Dataset rows for apps and sites:
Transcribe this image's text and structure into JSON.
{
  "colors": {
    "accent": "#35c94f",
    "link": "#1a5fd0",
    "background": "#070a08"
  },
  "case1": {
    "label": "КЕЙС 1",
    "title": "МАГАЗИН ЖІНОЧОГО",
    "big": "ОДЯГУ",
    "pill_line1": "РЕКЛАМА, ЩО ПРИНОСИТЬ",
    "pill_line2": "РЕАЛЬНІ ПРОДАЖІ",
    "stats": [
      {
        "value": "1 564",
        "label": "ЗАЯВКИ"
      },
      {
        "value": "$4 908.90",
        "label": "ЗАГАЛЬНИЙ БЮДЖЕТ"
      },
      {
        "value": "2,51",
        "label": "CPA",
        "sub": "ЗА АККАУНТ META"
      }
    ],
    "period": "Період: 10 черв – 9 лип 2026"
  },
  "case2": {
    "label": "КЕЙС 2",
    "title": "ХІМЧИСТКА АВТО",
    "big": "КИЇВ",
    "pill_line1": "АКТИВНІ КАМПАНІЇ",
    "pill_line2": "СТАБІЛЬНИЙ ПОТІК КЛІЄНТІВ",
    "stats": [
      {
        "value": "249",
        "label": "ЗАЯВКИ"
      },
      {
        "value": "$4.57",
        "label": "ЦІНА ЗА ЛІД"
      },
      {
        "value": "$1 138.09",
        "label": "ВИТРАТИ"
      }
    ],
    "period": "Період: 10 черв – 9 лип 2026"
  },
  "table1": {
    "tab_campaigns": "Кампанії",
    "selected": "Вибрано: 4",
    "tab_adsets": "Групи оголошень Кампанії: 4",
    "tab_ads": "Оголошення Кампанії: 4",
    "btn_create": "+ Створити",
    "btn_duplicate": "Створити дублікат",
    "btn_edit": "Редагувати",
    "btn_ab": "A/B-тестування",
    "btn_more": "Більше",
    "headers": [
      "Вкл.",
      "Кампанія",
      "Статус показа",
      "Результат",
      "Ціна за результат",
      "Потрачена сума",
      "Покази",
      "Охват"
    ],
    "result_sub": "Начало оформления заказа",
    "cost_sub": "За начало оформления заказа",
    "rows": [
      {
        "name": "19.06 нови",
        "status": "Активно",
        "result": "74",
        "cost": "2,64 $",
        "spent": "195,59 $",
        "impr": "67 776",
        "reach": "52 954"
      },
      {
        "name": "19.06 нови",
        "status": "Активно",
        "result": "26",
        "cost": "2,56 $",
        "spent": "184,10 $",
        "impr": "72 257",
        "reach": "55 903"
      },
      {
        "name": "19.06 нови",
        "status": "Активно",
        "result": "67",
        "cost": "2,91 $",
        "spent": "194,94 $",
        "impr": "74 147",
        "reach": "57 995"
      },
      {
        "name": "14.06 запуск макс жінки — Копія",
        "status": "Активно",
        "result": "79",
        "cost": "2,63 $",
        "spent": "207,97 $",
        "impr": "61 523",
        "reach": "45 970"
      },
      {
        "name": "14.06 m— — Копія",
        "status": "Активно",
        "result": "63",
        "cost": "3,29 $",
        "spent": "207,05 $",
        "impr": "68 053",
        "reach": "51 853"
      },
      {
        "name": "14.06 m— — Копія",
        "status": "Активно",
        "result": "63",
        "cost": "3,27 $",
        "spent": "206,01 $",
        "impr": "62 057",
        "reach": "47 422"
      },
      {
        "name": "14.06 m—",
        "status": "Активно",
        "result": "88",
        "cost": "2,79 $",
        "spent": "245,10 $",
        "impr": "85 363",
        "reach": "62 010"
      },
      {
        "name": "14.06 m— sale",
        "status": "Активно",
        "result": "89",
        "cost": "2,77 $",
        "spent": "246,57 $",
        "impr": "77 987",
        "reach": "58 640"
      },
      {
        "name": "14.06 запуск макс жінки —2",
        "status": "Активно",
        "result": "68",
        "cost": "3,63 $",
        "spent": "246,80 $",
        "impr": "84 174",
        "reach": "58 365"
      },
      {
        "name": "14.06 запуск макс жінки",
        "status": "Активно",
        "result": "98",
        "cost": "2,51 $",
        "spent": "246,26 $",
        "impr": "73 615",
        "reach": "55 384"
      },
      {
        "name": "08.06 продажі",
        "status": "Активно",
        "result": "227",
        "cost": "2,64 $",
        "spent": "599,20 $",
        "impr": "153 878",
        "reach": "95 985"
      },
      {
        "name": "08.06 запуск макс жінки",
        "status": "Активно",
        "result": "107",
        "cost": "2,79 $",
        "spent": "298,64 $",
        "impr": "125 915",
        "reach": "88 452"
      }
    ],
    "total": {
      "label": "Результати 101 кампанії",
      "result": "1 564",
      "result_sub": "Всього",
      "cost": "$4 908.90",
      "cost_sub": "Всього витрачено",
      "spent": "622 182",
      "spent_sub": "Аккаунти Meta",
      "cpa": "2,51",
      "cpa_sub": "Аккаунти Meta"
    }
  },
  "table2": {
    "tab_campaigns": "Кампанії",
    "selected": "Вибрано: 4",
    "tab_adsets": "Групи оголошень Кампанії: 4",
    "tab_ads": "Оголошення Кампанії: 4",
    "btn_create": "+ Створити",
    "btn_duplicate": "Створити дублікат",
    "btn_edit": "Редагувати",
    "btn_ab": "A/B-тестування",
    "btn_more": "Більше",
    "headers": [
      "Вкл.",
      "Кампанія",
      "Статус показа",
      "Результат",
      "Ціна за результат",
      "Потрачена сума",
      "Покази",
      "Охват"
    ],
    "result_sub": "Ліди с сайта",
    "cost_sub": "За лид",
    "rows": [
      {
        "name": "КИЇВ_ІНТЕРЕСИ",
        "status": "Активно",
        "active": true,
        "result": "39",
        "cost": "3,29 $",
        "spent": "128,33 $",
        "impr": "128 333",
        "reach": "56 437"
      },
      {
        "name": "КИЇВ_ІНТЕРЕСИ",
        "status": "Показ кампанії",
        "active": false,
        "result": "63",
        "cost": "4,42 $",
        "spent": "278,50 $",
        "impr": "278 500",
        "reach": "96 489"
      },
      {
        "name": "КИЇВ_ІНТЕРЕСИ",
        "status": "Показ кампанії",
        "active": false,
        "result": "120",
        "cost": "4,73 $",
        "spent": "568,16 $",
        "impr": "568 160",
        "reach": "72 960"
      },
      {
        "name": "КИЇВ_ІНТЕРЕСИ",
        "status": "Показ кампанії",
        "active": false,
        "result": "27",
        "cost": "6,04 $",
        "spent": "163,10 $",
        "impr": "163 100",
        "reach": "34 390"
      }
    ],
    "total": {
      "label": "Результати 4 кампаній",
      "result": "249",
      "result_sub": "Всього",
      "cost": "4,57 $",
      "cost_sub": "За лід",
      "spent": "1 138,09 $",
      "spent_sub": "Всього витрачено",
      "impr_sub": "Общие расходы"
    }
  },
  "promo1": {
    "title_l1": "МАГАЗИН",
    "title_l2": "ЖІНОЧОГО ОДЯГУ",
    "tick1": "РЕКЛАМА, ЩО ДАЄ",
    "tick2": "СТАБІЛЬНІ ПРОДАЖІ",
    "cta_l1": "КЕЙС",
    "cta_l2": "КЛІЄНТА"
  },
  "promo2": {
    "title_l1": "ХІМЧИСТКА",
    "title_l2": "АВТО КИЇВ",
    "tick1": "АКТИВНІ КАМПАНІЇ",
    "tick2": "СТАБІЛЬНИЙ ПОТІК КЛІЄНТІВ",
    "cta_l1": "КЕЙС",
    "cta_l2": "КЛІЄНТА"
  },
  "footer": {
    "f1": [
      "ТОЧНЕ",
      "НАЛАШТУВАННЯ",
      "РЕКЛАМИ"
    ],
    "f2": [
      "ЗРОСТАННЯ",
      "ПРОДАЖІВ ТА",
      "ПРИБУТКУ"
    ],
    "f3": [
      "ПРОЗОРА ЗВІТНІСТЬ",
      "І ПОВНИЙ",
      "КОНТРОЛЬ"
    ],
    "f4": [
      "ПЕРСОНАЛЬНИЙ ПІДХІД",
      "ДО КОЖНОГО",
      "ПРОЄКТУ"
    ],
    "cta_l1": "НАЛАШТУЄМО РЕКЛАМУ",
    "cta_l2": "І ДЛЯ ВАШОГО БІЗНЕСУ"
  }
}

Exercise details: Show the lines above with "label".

Response box:
    "label": "КЕЙС 1",
        "label": "ЗАЯВКИ"
        "label": "ЗАГАЛЬНИЙ БЮДЖЕТ"
        "label": "CPA",
    "label": "КЕЙС 2",
        "label": "ЗАЯВКИ"
        "label": "ЦІНА ЗА ЛІД"
        "label": "ВИТРАТИ"
      "label": "Результати 101 кампанії",
      "label": "Результати 4 кампаній",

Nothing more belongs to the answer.